**ASSIGNMENT**
Copy each line of the following data that contains "time".

---------- DATA SHOWN ----------

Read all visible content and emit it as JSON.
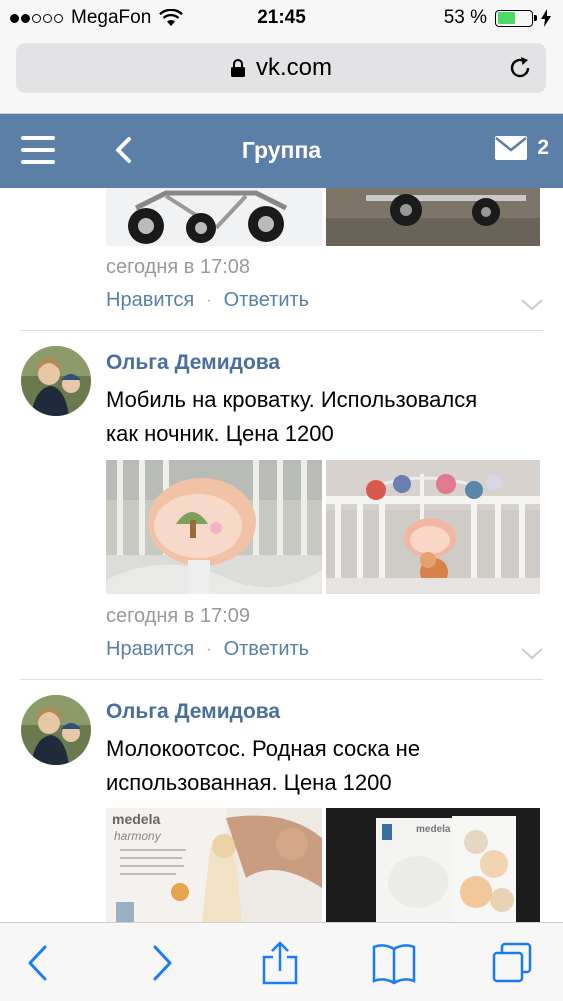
{
  "status": {
    "carrier": "MegaFon",
    "time": "21:45",
    "battery": "53 %",
    "battery_level": 0.53
  },
  "browser": {
    "url": "vk.com"
  },
  "header": {
    "title": "Группа",
    "mail_count": "2"
  },
  "posts": [
    {
      "time": "сегодня в 17:08",
      "like": "Нравится",
      "reply": "Ответить"
    },
    {
      "author": "Ольга Демидова",
      "text_line1": "Мобиль на кроватку. Использовался",
      "text_line2": "как ночник. Цена 1200",
      "time": "сегодня в 17:09",
      "like": "Нравится",
      "reply": "Ответить"
    },
    {
      "author": "Ольга Демидова",
      "text_line1": "Молокоотсос. Родная соска не",
      "text_line2": "использованная. Цена 1200",
      "photo_text_1": "medela",
      "photo_text_2": "harmony",
      "photo_text_3": "medela"
    }
  ],
  "colors": {
    "vk_blue": "#5b7fa6",
    "link": "#5b7fa6",
    "ios_blue": "#1a7cf5"
  }
}
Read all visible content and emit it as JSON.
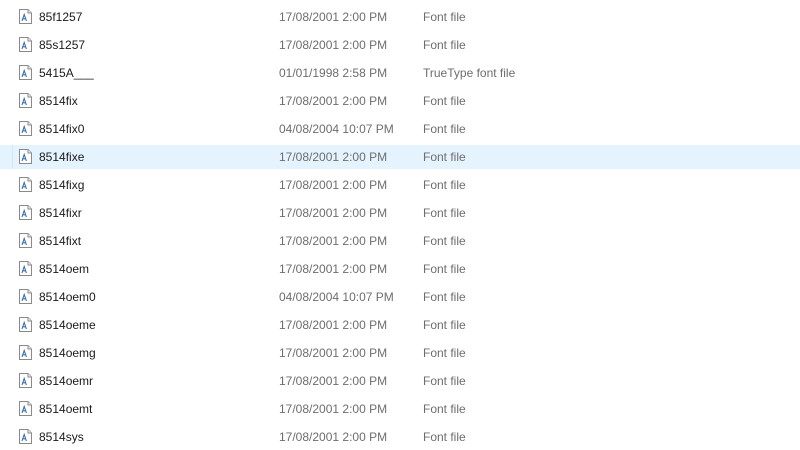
{
  "colors": {
    "selected_row_bg": "#e5f3ff",
    "secondary_text": "#6d6d6d",
    "primary_text": "#1a1a1a"
  },
  "file_list": {
    "icon": "font-file-icon",
    "rows": [
      {
        "name": "85f1257",
        "date": "17/08/2001 2:00 PM",
        "type": "Font file",
        "selected": false
      },
      {
        "name": "85s1257",
        "date": "17/08/2001 2:00 PM",
        "type": "Font file",
        "selected": false
      },
      {
        "name": "5415A___",
        "date": "01/01/1998 2:58 PM",
        "type": "TrueType font file",
        "selected": false
      },
      {
        "name": "8514fix",
        "date": "17/08/2001 2:00 PM",
        "type": "Font file",
        "selected": false
      },
      {
        "name": "8514fix0",
        "date": "04/08/2004 10:07 PM",
        "type": "Font file",
        "selected": false
      },
      {
        "name": "8514fixe",
        "date": "17/08/2001 2:00 PM",
        "type": "Font file",
        "selected": true
      },
      {
        "name": "8514fixg",
        "date": "17/08/2001 2:00 PM",
        "type": "Font file",
        "selected": false
      },
      {
        "name": "8514fixr",
        "date": "17/08/2001 2:00 PM",
        "type": "Font file",
        "selected": false
      },
      {
        "name": "8514fixt",
        "date": "17/08/2001 2:00 PM",
        "type": "Font file",
        "selected": false
      },
      {
        "name": "8514oem",
        "date": "17/08/2001 2:00 PM",
        "type": "Font file",
        "selected": false
      },
      {
        "name": "8514oem0",
        "date": "04/08/2004 10:07 PM",
        "type": "Font file",
        "selected": false
      },
      {
        "name": "8514oeme",
        "date": "17/08/2001 2:00 PM",
        "type": "Font file",
        "selected": false
      },
      {
        "name": "8514oemg",
        "date": "17/08/2001 2:00 PM",
        "type": "Font file",
        "selected": false
      },
      {
        "name": "8514oemr",
        "date": "17/08/2001 2:00 PM",
        "type": "Font file",
        "selected": false
      },
      {
        "name": "8514oemt",
        "date": "17/08/2001 2:00 PM",
        "type": "Font file",
        "selected": false
      },
      {
        "name": "8514sys",
        "date": "17/08/2001 2:00 PM",
        "type": "Font file",
        "selected": false
      }
    ]
  }
}
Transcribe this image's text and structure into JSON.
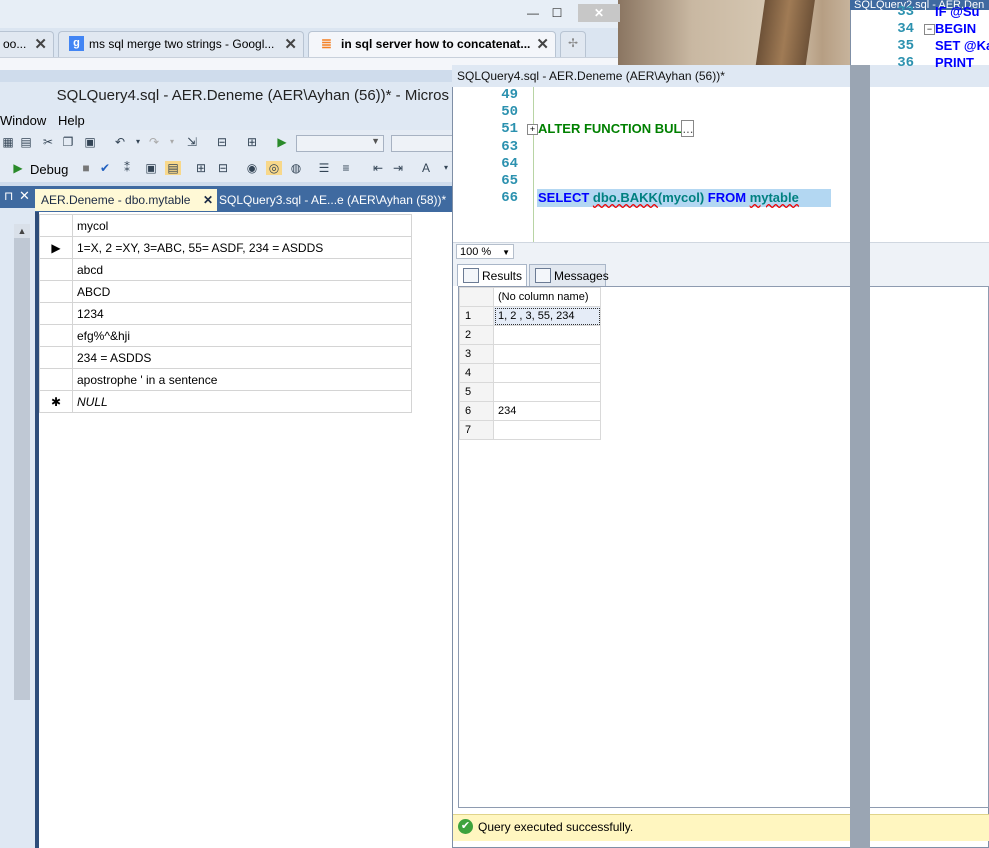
{
  "browser": {
    "tabs": [
      {
        "label": "oo...",
        "active": false
      },
      {
        "label": "ms sql merge two strings - Googl...",
        "active": false
      },
      {
        "label": "in sql server how to concatenat...",
        "active": true
      }
    ],
    "window_controls": {
      "minimize": "—",
      "maximize": "☐",
      "close": "✕"
    }
  },
  "ssms": {
    "title": "SQLQuery4.sql - AER.Deneme (AER\\Ayhan (56))* - Micros",
    "menu": [
      "Window",
      "Help"
    ],
    "debug_label": "Debug",
    "doc_tabs": [
      {
        "label": "AER.Deneme - dbo.mytable",
        "active": true
      },
      {
        "label": "SQLQuery3.sql - AE...e (AER\\Ayhan (58))*",
        "active": false
      }
    ],
    "table": {
      "column": "mycol",
      "rows": [
        {
          "marker": "▶",
          "value": "1=X, 2 =XY, 3=ABC, 55= ASDF, 234 = ASDDS"
        },
        {
          "marker": "",
          "value": "abcd"
        },
        {
          "marker": "",
          "value": "ABCD"
        },
        {
          "marker": "",
          "value": "1234"
        },
        {
          "marker": "",
          "value": "efg%^&hji"
        },
        {
          "marker": "",
          "value": "234 = ASDDS"
        },
        {
          "marker": "",
          "value": "apostrophe ' in a sentence"
        },
        {
          "marker": "✱",
          "value": "NULL"
        }
      ]
    }
  },
  "query": {
    "title": "SQLQuery4.sql - AER.Deneme (AER\\Ayhan (56))*",
    "line_numbers": [
      "49",
      "50",
      "51",
      "63",
      "64",
      "65",
      "66"
    ],
    "collapsed_line": {
      "text": "ALTER FUNCTION BUL",
      "ellipsis": "..."
    },
    "select_line": {
      "kw1": "SELECT",
      "fn": "dbo.BAKK",
      "arg": "(mycol)",
      "kw2": "FROM",
      "obj": "mytable"
    },
    "zoom": "100 %",
    "result_tabs": [
      "Results",
      "Messages"
    ],
    "results": {
      "column": "(No column name)",
      "rows": [
        {
          "n": "1",
          "v": "1, 2 , 3, 55, 234"
        },
        {
          "n": "2",
          "v": ""
        },
        {
          "n": "3",
          "v": ""
        },
        {
          "n": "4",
          "v": ""
        },
        {
          "n": "5",
          "v": ""
        },
        {
          "n": "6",
          "v": "234"
        },
        {
          "n": "7",
          "v": ""
        }
      ]
    },
    "status": "Query executed successfully."
  },
  "query2": {
    "title": "SQLQuery2.sql - AER.Den",
    "lines": [
      {
        "n": "33",
        "code": "IF @Su"
      },
      {
        "n": "34",
        "code": "BEGIN"
      },
      {
        "n": "35",
        "code": "SET @Ka"
      },
      {
        "n": "36",
        "code": "PRINT"
      }
    ]
  }
}
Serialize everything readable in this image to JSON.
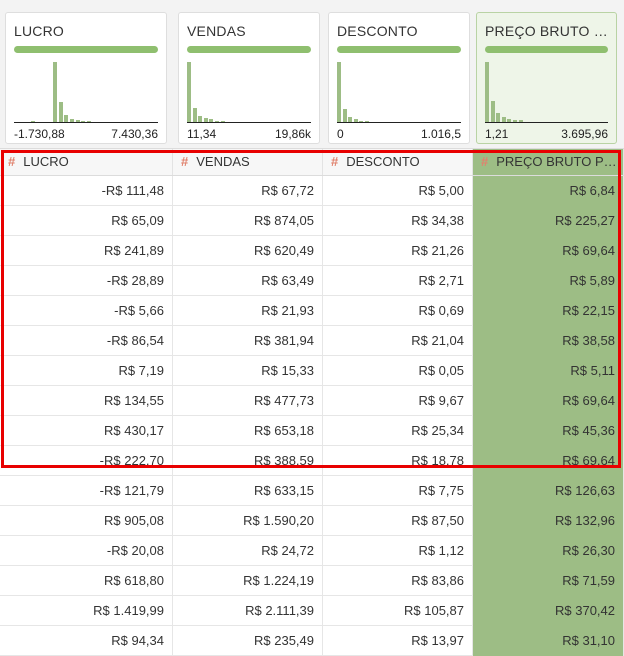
{
  "profile_cards": [
    {
      "title": "LUCRO",
      "min": "-1.730,88",
      "max": "7.430,36",
      "hist": [
        0,
        0,
        0,
        1,
        0,
        0,
        0,
        52,
        17,
        6,
        3,
        2,
        1,
        1,
        0,
        0,
        0,
        0,
        0,
        0,
        0
      ]
    },
    {
      "title": "VENDAS",
      "min": "11,34",
      "max": "19,86k",
      "hist": [
        48,
        11,
        5,
        3,
        2,
        1,
        1,
        0,
        0,
        0,
        0,
        0,
        0,
        0,
        0,
        0,
        0,
        0
      ]
    },
    {
      "title": "DESCONTO",
      "min": "0",
      "max": "1.016,5",
      "hist": [
        48,
        10,
        4,
        2,
        1,
        1,
        0,
        0,
        0,
        0,
        0,
        0,
        0,
        0,
        0,
        0,
        0,
        0,
        0
      ]
    },
    {
      "title": "PREÇO BRUTO POR UNIDADE",
      "min": "1,21",
      "max": "3.695,96",
      "hist": [
        40,
        14,
        6,
        3,
        2,
        1,
        1,
        0,
        0,
        0,
        0,
        0,
        0,
        0,
        0,
        0,
        0,
        0,
        0
      ],
      "selected": true
    }
  ],
  "columns": [
    {
      "label": "LUCRO",
      "type_icon": "#"
    },
    {
      "label": "VENDAS",
      "type_icon": "#"
    },
    {
      "label": "DESCONTO",
      "type_icon": "#"
    },
    {
      "label": "PREÇO BRUTO POR UNIDADE",
      "type_icon": "#",
      "selected": true
    }
  ],
  "rows": [
    [
      "-R$ 111,48",
      "R$ 67,72",
      "R$ 5,00",
      "R$ 6,84"
    ],
    [
      "R$ 65,09",
      "R$ 874,05",
      "R$ 34,38",
      "R$ 225,27"
    ],
    [
      "R$ 241,89",
      "R$ 620,49",
      "R$ 21,26",
      "R$ 69,64"
    ],
    [
      "-R$ 28,89",
      "R$ 63,49",
      "R$ 2,71",
      "R$ 5,89"
    ],
    [
      "-R$ 5,66",
      "R$ 21,93",
      "R$ 0,69",
      "R$ 22,15"
    ],
    [
      "-R$ 86,54",
      "R$ 381,94",
      "R$ 21,04",
      "R$ 38,58"
    ],
    [
      "R$ 7,19",
      "R$ 15,33",
      "R$ 0,05",
      "R$ 5,11"
    ],
    [
      "R$ 134,55",
      "R$ 477,73",
      "R$ 9,67",
      "R$ 69,64"
    ],
    [
      "R$ 430,17",
      "R$ 653,18",
      "R$ 25,34",
      "R$ 45,36"
    ],
    [
      "-R$ 222,70",
      "R$ 388,59",
      "R$ 18,78",
      "R$ 69,64"
    ],
    [
      "-R$ 121,79",
      "R$ 633,15",
      "R$ 7,75",
      "R$ 126,63"
    ],
    [
      "R$ 905,08",
      "R$ 1.590,20",
      "R$ 87,50",
      "R$ 132,96"
    ],
    [
      "-R$ 20,08",
      "R$ 24,72",
      "R$ 1,12",
      "R$ 26,30"
    ],
    [
      "R$ 618,80",
      "R$ 1.224,19",
      "R$ 83,86",
      "R$ 71,59"
    ],
    [
      "R$ 1.419,99",
      "R$ 2.111,39",
      "R$ 105,87",
      "R$ 370,42"
    ],
    [
      "R$ 94,34",
      "R$ 235,49",
      "R$ 13,97",
      "R$ 31,10"
    ]
  ],
  "colors": {
    "accent_green": "#9dbd85",
    "highlight_red": "#e80000",
    "type_icon": "#e0826d"
  }
}
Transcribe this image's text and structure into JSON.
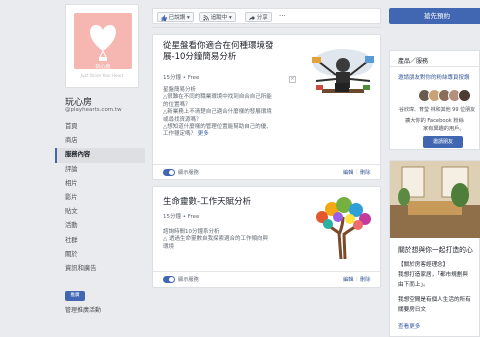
{
  "page": {
    "brand_text": "玩心房",
    "brand_tagline": "Just Share Your Heart",
    "name": "玩心房",
    "handle": "@playhearts.com.tw"
  },
  "nav": {
    "items": [
      {
        "label": "首頁",
        "active": false
      },
      {
        "label": "商店",
        "active": false
      },
      {
        "label": "服務內容",
        "active": true
      },
      {
        "label": "評論",
        "active": false
      },
      {
        "label": "相片",
        "active": false
      },
      {
        "label": "影片",
        "active": false
      },
      {
        "label": "貼文",
        "active": false
      },
      {
        "label": "活動",
        "active": false
      },
      {
        "label": "社群",
        "active": false
      },
      {
        "label": "關於",
        "active": false
      },
      {
        "label": "資訊和廣告",
        "active": false
      }
    ],
    "promote_label": "推廣",
    "manage_label": "管理推廣活動"
  },
  "action_bar": {
    "like_label": "已說讚",
    "follow_label": "追蹤中",
    "share_label": "分享",
    "more_label": "···"
  },
  "cta": {
    "label": "搶先預約"
  },
  "community": {
    "header": "產品／服務",
    "invite_link": "邀請朋友對你的粉絲專頁按讚",
    "names_line": "谷欣瑋、育瑩 林和其他 99 位朋友",
    "sub_line1": "擴大你的 Facebook 粉絲",
    "sub_line2": "家有興趣的用戶。",
    "invite_button": "邀請朋友",
    "avatar_colors": [
      "#6b5b4f",
      "#c9a27a",
      "#8a6d5a",
      "#b58f80",
      "#4c3b33"
    ]
  },
  "about": {
    "headline": "關於想與你一起打造的心",
    "line2": "【關於房客經理念】",
    "line3": "我想打造家居，「都市規劃與",
    "line4": "由下而上」。",
    "line5": "我想空間是有個人生活的所有",
    "line6": "關要房日文",
    "more_label": "查看更多"
  },
  "posts": [
    {
      "title_line1": "從星盤看你適合在何種環境發",
      "title_line2": "展-10分鐘簡易分析",
      "meta": "15分鐘 • Free",
      "desc_lines": [
        "星盤簡易分析",
        "△很難在不同的職業環境中找到自合自己所能",
        "的位置嗎？",
        "△新業務上不清楚自己適合什麼樣的發展環境",
        "或尋找資源嗎？",
        "△想知道什麼樣的管理位置能幫助自己的優、",
        "工作穩定嗎？"
      ],
      "more_label": "更多",
      "toggle_label": "顯示服務",
      "edit_label": "編輯",
      "delete_label": "刪除"
    },
    {
      "title_line1": "生命靈數-工作天賦分析",
      "meta": "15分鐘 • Free",
      "desc_lines": [
        "諮詢時間10分鐘系分析",
        "△ 透過生命靈數自我探索適合的工作傾向與",
        "環境"
      ],
      "toggle_label": "顯示服務",
      "edit_label": "編輯",
      "delete_label": "刪除"
    }
  ]
}
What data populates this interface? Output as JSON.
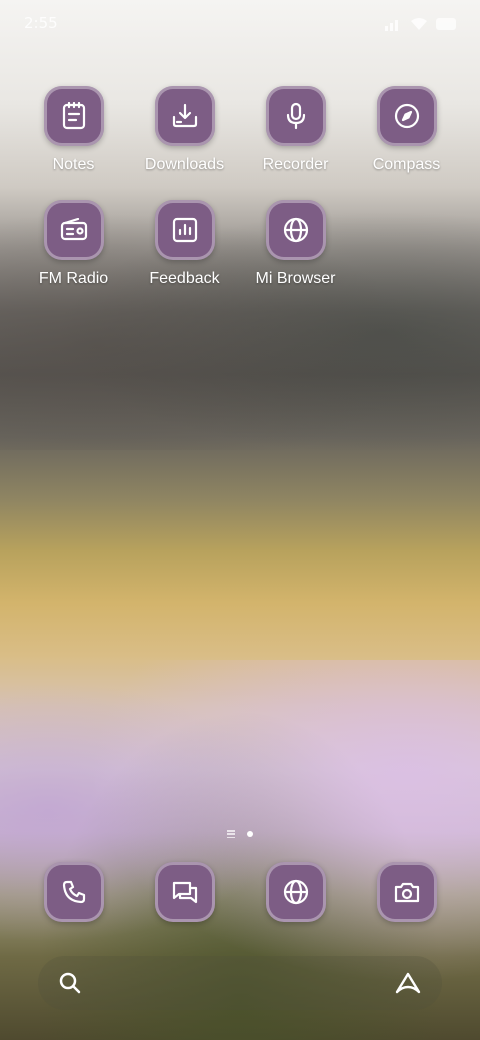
{
  "status_bar": {
    "time": "2:55"
  },
  "apps": [
    {
      "label": "Notes",
      "icon": "notes-icon"
    },
    {
      "label": "Downloads",
      "icon": "download-icon"
    },
    {
      "label": "Recorder",
      "icon": "microphone-icon"
    },
    {
      "label": "Compass",
      "icon": "compass-icon"
    },
    {
      "label": "FM Radio",
      "icon": "radio-icon"
    },
    {
      "label": "Feedback",
      "icon": "bar-chart-icon"
    },
    {
      "label": "Mi Browser",
      "icon": "globe-icon"
    }
  ],
  "dock": [
    {
      "icon": "phone-icon"
    },
    {
      "icon": "messages-icon"
    },
    {
      "icon": "globe-icon"
    },
    {
      "icon": "camera-icon"
    }
  ],
  "search_bar": {
    "left_icon": "search-icon",
    "right_icon": "assistant-icon"
  },
  "page_indicator": {
    "pages": 1,
    "current": 1
  },
  "colors": {
    "icon_background": "#7d5d85",
    "icon_glyph": "#ffffff",
    "label": "#ffffff"
  }
}
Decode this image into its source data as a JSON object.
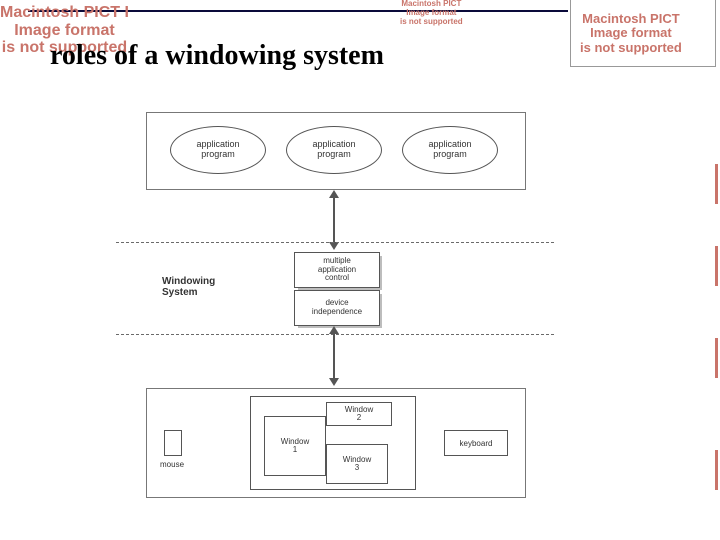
{
  "title": "roles of a windowing system",
  "pict_error_lines": "Macintosh PICT\nImage format\nis not supported",
  "pict_error_lines_left": "Macintosh PICT I\nImage format\nis not supported",
  "diagram": {
    "apps": {
      "e1": "application\nprogram",
      "e2": "application\nprogram",
      "e3": "application\nprogram"
    },
    "windowing_system_label": "Windowing\nSystem",
    "middle": {
      "m1": "multiple\napplication\ncontrol",
      "m2": "device\nindependence"
    },
    "devices": {
      "mouse": "mouse",
      "keyboard": "keyboard",
      "windows": {
        "w1": "Window\n1",
        "w2": "Window\n2",
        "w3": "Window\n3"
      }
    }
  },
  "chart_data": {
    "type": "diagram",
    "title": "roles of a windowing system",
    "top_layer": {
      "container": "application layer",
      "nodes": [
        "application program",
        "application program",
        "application program"
      ]
    },
    "middle_layer": {
      "label": "Windowing System",
      "nodes": [
        "multiple application control",
        "device independence"
      ]
    },
    "bottom_layer": {
      "container": "hardware / display layer",
      "nodes": [
        "mouse",
        "screen (Window 1, Window 2, Window 3)",
        "keyboard"
      ]
    },
    "edges": [
      {
        "from": "application layer",
        "to": "Windowing System",
        "style": "bidirectional"
      },
      {
        "from": "Windowing System",
        "to": "hardware / display layer",
        "style": "bidirectional"
      }
    ],
    "separators": [
      "dashed line above Windowing System",
      "dashed line below Windowing System"
    ]
  }
}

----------

**EXPECTED OUTPUT**
    "time": "21:45",
      "time": "сегодня в 17:08",
      "time": "сегодня в 17:09",
    "time": "2:55"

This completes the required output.